**What is being asked:**
Whenever a line in the records below holds the string "this", copy it out.

**Page and application data records:**
########################################

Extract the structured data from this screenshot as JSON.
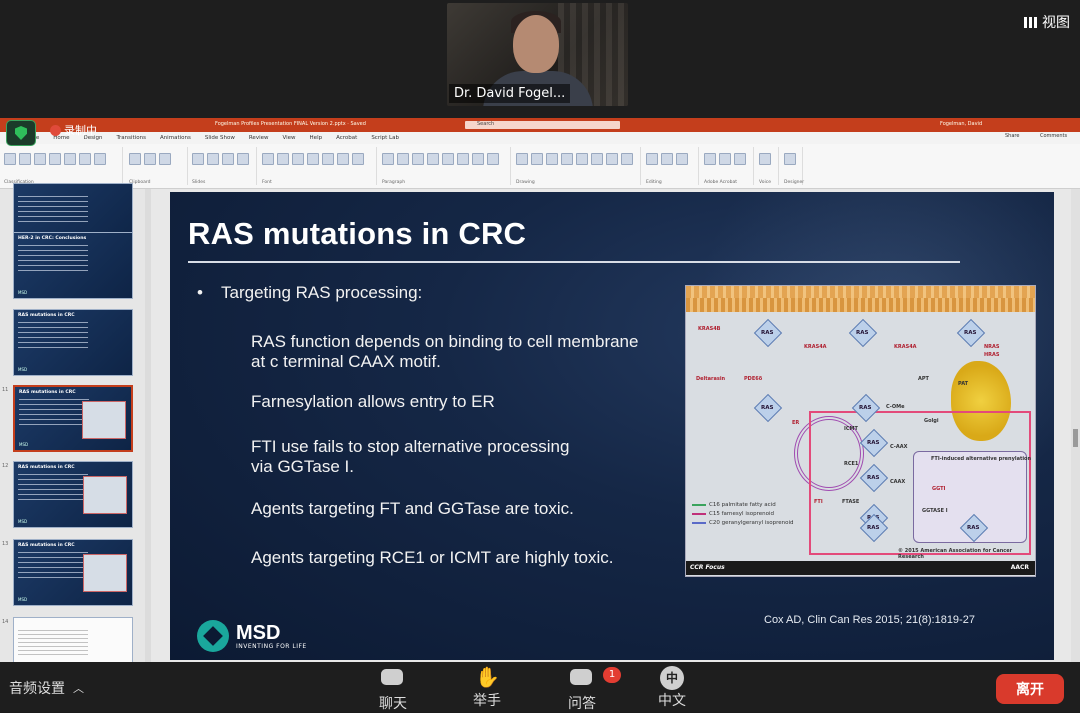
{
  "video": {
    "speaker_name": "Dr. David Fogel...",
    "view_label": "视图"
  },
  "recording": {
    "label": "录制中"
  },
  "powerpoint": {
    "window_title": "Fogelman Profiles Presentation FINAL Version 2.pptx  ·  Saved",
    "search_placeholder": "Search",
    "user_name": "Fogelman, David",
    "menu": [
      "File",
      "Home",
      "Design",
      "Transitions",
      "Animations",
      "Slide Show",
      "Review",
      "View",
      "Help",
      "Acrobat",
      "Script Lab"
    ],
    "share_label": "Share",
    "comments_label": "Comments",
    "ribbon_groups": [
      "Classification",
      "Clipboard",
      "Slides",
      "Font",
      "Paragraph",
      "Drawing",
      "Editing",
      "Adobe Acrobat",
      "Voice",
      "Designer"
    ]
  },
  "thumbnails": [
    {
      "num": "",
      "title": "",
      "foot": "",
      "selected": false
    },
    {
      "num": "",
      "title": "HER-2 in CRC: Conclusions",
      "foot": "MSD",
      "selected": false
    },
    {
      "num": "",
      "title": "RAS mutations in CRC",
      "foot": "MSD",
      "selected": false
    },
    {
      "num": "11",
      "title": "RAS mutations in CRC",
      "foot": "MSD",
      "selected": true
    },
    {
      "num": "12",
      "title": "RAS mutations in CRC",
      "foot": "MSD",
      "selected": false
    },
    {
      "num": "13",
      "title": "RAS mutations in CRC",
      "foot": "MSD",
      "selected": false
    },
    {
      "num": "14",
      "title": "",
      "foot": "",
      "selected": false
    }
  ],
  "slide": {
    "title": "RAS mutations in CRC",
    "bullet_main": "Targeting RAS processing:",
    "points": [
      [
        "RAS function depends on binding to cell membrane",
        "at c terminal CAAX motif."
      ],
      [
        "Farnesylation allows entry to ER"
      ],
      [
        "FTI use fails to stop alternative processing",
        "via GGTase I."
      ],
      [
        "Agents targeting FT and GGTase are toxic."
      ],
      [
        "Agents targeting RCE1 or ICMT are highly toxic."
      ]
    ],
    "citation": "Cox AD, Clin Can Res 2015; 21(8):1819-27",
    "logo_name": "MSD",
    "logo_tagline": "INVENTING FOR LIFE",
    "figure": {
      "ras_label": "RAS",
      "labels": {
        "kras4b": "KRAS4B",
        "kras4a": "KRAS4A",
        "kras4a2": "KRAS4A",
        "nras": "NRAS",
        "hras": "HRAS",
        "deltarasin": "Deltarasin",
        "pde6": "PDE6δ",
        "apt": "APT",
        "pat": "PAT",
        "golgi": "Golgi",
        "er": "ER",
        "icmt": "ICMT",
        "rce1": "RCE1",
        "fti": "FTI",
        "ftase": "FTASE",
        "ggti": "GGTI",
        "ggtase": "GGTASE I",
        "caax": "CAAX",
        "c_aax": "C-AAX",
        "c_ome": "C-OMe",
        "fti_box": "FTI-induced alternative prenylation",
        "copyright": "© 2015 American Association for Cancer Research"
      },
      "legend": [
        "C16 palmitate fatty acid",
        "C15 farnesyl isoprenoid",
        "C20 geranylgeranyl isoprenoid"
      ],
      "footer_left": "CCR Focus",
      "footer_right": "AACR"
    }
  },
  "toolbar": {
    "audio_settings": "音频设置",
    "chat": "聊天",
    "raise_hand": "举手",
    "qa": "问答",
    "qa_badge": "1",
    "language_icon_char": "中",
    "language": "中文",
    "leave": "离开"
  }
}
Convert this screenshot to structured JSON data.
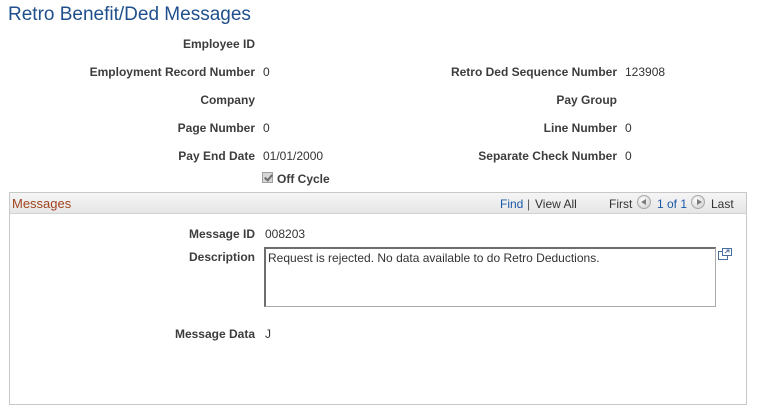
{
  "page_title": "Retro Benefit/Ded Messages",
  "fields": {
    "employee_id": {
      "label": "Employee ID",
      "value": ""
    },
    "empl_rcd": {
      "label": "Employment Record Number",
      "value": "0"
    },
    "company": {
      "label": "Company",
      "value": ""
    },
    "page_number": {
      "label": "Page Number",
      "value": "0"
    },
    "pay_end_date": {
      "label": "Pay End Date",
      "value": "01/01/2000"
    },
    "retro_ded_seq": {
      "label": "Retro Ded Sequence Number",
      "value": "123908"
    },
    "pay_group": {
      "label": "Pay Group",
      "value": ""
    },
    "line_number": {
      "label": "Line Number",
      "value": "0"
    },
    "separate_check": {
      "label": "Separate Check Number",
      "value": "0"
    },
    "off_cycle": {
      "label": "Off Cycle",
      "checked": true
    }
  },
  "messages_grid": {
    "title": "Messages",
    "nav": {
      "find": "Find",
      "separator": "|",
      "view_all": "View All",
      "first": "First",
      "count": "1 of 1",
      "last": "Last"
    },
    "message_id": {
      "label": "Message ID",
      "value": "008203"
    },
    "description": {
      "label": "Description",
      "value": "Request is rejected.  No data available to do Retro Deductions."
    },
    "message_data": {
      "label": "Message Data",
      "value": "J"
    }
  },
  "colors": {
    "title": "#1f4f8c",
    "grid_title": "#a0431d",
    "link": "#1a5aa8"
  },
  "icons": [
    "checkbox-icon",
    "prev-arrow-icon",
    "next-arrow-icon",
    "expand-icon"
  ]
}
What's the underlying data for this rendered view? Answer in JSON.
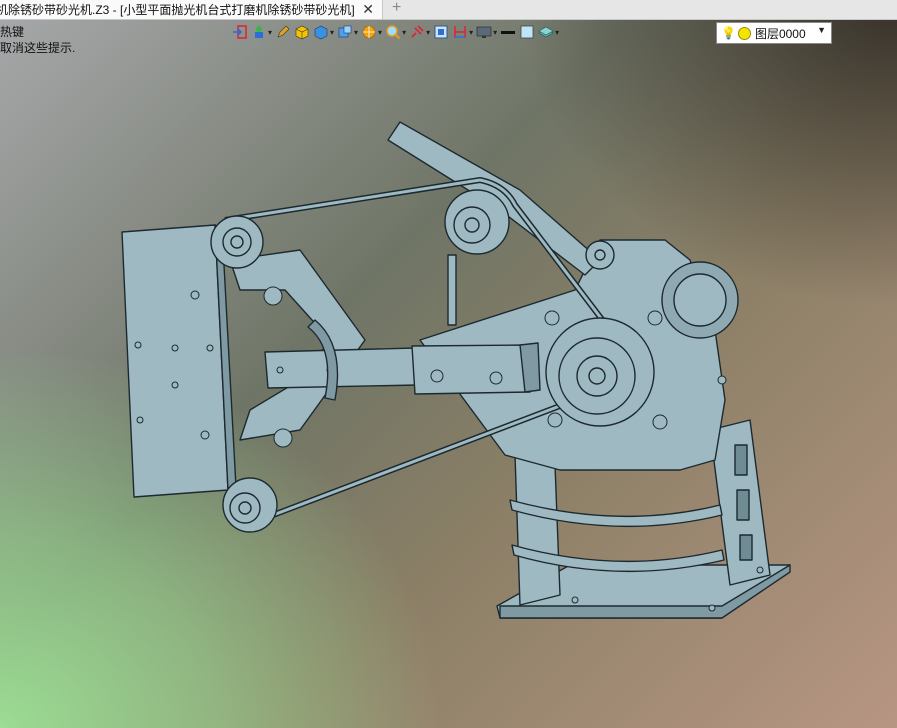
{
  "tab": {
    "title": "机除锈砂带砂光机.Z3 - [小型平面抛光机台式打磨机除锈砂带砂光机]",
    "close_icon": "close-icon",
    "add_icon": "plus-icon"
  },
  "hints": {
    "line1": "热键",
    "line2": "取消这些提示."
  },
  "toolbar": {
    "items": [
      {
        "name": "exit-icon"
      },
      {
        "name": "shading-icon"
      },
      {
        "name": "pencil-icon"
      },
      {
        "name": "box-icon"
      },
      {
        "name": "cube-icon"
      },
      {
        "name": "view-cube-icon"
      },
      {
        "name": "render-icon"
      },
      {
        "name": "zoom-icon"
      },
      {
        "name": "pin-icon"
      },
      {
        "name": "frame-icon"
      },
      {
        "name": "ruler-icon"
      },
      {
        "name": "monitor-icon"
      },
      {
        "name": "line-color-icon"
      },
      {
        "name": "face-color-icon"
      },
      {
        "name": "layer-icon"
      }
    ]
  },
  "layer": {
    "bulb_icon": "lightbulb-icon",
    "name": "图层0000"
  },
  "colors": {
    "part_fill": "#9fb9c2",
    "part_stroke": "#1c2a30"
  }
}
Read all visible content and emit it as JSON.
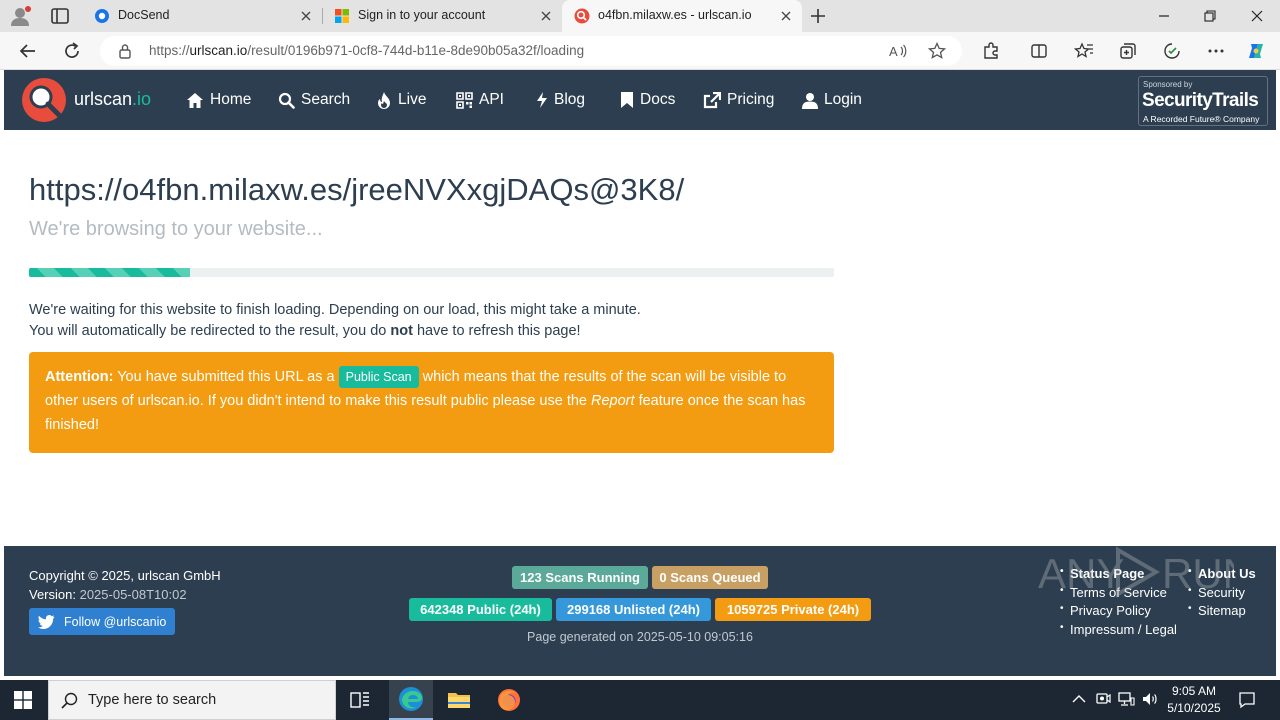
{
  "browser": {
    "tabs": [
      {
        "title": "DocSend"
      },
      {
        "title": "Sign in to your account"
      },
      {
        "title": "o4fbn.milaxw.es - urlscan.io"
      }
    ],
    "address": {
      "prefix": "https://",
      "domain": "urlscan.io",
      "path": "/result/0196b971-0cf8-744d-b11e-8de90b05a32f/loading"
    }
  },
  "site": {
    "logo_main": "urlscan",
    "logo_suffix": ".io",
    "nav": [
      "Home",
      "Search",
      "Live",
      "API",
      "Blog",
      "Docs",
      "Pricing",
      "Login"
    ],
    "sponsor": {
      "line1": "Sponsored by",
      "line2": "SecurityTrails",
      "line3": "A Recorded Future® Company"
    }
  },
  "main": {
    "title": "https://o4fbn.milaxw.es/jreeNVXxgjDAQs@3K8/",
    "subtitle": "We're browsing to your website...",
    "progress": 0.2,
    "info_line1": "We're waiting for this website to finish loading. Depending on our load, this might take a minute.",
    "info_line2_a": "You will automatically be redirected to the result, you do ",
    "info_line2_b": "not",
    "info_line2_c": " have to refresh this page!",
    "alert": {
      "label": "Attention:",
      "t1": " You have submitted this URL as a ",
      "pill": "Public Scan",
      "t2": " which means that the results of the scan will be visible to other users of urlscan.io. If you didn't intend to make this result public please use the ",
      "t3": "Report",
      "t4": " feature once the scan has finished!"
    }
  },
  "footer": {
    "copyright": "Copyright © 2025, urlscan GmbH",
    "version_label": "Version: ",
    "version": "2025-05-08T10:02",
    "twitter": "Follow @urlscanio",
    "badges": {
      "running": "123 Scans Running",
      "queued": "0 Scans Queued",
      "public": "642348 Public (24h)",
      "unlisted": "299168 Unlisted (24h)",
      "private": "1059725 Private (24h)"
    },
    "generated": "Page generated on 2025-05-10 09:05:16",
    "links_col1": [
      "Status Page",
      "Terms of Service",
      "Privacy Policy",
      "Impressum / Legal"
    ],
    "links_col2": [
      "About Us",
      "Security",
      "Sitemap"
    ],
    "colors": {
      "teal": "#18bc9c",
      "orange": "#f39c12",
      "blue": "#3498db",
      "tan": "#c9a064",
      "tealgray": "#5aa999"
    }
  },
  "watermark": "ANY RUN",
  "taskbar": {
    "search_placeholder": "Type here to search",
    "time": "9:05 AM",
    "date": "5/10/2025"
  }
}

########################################

**Reply to the exercise:**
Extract the structured data from this screenshot as JSON.
Convert this screenshot to structured JSON data.
What's the underlying data for this rendered view? Answer in JSON.
    "info_line1": "We're waiting for this website to finish loading. Depending on our load, this might take a minute.",
    "info_line2_c": " have to refresh this page!",
      "t1": " You have submitted this URL as a ",
      "t2": " which means that the results of the scan will be visible to other users of urlscan.io. If you didn't intend to make this result public please use the ",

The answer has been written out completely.